▶ Exercise objective
All of the data below should be returned exactly.

▶ Recorded information
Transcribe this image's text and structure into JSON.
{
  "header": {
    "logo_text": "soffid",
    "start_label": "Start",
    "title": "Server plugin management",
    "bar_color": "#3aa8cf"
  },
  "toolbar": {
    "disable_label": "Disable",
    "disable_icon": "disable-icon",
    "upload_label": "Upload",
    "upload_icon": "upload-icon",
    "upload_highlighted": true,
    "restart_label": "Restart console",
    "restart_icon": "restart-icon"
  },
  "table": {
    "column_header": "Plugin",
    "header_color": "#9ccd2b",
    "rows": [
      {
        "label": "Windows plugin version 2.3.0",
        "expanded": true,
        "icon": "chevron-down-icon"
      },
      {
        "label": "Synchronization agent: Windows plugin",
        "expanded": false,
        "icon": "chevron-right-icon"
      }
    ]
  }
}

▶ Exercise output
Transcribe this image's text and structure into JSON.
{
  "header": {
    "logo_text": "soffid",
    "start_label": "Start",
    "title": "Server plugin management",
    "bar_color": "#3aa8cf"
  },
  "toolbar": {
    "disable_label": "Disable",
    "disable_icon": "disable-icon",
    "upload_label": "Upload",
    "upload_icon": "upload-icon",
    "upload_highlighted": true,
    "restart_label": "Restart console",
    "restart_icon": "restart-icon"
  },
  "table": {
    "column_header": "Plugin",
    "header_color": "#9ccd2b",
    "rows": [
      {
        "label": "Windows plugin version 2.3.0",
        "expanded": true,
        "icon": "chevron-down-icon"
      },
      {
        "label": "Synchronization agent: Windows plugin",
        "expanded": false,
        "icon": "chevron-right-icon"
      }
    ]
  }
}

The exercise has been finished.